During a hand of poker, the players put chips into a pot called a pot limit or betting window. Each player has the option of checking, raising, or folding. When a player raises, they bet more than the amount of the previous player’s bet. When they fold, they give up their hand and forfeit any further action in the hand. The game has several variants, but all are played with the same basic rules.
The game teaches players to be aware of their opponents’ actions and betting patterns. Observing other players can reveal a lot about their character, including how they manage their bankroll and make decisions under uncertainty. This can be a valuable lesson for people who work in finance or other fields where there is a lot of uncertainty.
Another important aspect of poker is its ability to teach players how to read other people. The game teaches them how to read body language and understand how their opponents are feeling. It also teaches them how to read the odds of different hands and what kind of bets they should make.
Learning to be aggressive when it makes sense is a key part of any winning strategy. Aggression can increase the size of a pot and lead to more wins. However, it is important to remember that being too aggressive can lead to a big loss as well. It is best to only bluff when it is reasonable and bet aggressively when you have a good hand.
Poker can also be a great way to relax after a long day or week at work. It is a fun and social activity that can help people to forget about their problems and focus on something else for a while. It can also be a good way to get exercise, meet new people, and learn about the world around them.

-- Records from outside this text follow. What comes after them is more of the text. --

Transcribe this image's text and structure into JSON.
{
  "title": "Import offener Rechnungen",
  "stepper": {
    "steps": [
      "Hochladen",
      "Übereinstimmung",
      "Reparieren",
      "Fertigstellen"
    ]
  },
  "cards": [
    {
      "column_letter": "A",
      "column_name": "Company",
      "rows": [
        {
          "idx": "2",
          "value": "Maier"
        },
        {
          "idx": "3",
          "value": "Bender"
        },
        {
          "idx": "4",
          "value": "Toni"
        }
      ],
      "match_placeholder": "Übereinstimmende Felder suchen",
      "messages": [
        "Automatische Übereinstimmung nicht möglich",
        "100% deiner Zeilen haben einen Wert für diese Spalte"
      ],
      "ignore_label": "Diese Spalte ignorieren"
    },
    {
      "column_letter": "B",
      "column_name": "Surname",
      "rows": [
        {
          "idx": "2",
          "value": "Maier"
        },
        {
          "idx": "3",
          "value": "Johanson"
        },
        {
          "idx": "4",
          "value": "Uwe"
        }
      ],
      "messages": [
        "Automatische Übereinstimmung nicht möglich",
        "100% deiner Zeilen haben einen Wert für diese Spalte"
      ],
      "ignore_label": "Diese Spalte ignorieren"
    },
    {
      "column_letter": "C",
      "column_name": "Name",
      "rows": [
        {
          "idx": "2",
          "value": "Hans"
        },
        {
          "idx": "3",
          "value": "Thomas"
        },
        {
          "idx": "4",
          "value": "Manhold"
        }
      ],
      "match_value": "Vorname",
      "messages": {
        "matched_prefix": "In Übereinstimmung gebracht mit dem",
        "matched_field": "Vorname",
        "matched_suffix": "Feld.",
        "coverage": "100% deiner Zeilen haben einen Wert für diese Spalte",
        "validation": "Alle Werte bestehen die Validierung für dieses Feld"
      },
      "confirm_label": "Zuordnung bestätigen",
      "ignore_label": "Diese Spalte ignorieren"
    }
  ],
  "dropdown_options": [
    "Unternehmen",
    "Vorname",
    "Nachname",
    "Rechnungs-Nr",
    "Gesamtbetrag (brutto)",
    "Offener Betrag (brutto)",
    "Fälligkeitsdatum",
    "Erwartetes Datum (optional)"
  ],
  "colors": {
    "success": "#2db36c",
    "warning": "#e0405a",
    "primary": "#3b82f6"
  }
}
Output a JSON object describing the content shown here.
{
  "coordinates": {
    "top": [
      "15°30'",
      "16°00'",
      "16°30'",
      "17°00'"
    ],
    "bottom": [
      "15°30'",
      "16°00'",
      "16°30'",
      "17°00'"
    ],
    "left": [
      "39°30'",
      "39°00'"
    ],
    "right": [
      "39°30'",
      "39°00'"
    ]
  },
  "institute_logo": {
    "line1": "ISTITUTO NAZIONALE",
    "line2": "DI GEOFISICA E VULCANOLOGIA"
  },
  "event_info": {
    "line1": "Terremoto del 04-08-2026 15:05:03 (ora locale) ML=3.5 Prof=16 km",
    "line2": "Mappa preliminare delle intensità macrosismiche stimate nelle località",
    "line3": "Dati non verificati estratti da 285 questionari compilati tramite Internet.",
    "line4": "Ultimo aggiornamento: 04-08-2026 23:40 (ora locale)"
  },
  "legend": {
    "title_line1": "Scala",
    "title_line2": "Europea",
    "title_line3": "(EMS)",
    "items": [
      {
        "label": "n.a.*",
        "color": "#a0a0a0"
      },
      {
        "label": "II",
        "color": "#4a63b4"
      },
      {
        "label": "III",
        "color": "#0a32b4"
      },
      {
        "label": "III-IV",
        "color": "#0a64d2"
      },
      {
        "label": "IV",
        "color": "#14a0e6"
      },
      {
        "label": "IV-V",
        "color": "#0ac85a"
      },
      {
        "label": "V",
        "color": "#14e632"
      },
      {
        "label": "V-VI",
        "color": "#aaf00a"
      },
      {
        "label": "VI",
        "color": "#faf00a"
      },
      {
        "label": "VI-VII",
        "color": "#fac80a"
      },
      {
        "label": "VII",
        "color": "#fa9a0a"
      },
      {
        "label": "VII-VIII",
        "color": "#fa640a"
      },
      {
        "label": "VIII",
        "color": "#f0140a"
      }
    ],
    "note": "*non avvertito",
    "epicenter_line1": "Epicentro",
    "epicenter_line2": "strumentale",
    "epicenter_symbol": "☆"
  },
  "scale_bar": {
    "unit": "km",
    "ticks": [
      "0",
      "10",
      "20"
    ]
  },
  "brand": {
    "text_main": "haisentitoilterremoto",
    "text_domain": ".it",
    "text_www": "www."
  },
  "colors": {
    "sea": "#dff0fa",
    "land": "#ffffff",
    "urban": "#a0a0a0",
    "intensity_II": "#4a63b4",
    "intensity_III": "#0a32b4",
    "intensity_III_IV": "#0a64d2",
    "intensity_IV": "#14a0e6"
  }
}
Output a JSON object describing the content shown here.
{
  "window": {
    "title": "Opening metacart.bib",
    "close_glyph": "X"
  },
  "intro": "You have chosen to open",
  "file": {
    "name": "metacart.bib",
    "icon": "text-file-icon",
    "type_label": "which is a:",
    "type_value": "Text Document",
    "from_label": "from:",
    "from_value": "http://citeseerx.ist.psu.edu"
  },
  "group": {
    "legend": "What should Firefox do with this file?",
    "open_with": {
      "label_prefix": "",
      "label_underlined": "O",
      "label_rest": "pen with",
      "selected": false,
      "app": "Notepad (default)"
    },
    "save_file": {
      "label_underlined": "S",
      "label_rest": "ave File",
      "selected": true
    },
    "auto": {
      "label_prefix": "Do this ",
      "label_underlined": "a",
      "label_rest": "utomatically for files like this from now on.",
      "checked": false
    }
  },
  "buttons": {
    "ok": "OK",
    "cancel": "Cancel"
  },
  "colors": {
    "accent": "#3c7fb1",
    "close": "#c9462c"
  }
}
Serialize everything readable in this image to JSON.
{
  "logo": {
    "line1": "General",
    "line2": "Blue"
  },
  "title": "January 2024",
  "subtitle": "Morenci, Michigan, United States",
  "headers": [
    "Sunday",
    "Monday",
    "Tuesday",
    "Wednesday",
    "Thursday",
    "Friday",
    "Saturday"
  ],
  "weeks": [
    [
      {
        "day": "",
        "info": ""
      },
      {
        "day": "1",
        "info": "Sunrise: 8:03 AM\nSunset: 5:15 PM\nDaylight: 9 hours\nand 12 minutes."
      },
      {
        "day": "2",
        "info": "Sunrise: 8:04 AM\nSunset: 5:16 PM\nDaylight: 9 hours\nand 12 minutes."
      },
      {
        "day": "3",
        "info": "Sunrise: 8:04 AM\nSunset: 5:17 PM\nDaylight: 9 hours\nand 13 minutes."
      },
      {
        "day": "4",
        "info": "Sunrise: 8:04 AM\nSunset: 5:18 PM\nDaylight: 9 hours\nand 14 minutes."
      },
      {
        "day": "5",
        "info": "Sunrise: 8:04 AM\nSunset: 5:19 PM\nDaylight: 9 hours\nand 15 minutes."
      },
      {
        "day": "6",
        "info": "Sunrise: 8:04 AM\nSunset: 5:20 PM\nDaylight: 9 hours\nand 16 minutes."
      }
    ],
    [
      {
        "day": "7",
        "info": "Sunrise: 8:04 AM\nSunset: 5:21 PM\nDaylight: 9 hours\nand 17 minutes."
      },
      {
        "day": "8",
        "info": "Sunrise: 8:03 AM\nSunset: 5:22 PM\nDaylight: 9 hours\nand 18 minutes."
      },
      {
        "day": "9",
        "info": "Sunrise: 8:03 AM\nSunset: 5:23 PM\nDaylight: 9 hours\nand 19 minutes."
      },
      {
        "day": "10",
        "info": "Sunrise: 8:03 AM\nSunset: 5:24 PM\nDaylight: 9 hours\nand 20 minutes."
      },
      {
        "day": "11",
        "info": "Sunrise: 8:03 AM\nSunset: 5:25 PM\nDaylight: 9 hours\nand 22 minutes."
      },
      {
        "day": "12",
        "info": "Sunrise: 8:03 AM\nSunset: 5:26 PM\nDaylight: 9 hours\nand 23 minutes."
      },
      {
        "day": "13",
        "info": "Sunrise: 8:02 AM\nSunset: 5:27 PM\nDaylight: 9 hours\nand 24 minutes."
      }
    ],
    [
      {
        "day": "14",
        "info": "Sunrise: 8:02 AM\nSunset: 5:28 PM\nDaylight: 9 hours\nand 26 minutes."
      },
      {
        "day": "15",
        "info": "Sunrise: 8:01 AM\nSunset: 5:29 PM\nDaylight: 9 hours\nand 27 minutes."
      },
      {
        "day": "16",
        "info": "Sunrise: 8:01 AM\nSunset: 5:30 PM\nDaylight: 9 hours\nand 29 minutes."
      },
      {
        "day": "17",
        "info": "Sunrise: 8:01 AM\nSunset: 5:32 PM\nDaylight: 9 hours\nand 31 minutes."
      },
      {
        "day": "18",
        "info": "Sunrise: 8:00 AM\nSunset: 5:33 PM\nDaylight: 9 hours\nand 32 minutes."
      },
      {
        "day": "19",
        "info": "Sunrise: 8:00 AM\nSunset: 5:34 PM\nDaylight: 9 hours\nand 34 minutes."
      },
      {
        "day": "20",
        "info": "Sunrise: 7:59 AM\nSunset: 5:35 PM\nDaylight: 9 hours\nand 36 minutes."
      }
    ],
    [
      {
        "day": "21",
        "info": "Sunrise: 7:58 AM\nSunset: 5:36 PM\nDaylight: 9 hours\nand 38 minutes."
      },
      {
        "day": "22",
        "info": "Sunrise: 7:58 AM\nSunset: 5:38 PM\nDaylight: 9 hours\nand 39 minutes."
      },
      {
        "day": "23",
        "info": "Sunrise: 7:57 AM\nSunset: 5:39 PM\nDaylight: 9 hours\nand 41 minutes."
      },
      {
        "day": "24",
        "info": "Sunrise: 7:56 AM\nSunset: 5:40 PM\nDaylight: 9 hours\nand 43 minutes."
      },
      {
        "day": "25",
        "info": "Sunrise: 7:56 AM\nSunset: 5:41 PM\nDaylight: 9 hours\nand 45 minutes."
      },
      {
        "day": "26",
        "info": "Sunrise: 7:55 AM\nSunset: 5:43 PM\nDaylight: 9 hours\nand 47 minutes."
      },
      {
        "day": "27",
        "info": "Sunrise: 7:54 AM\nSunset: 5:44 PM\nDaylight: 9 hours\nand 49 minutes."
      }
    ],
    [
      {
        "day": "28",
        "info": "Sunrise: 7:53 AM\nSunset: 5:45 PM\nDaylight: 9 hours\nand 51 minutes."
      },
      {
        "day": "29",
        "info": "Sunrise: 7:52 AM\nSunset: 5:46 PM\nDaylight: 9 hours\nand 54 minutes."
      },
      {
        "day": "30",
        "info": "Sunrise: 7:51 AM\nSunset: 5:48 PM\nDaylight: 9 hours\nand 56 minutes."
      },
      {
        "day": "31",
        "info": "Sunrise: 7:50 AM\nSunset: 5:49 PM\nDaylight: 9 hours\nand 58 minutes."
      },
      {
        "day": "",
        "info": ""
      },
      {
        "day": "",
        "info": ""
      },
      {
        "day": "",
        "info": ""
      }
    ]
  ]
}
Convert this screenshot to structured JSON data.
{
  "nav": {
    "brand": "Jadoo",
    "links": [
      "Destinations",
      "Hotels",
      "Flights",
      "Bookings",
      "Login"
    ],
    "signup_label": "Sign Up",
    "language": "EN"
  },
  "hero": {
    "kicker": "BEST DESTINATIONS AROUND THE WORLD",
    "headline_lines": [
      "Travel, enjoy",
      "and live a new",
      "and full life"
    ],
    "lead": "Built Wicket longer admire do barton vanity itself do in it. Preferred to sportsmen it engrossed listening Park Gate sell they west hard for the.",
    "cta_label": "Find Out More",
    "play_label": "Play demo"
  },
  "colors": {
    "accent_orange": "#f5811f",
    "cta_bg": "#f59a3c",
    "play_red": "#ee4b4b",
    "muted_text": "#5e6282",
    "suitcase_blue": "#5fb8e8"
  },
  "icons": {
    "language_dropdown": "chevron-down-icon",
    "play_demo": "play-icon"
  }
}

Lastly, poker can be a good way to build emotional stability in changing situations. It is important to be able to deal with failure and learn from it. A good poker player will not chase a bad hand or throw a temper tantrum after losing. They will simply fold and try to improve their next hand. This teaches them to be resilient and take losses as just another step on the road to success. It also teaches them to be able to focus on the present moment and not let negative emotions cloud their judgment.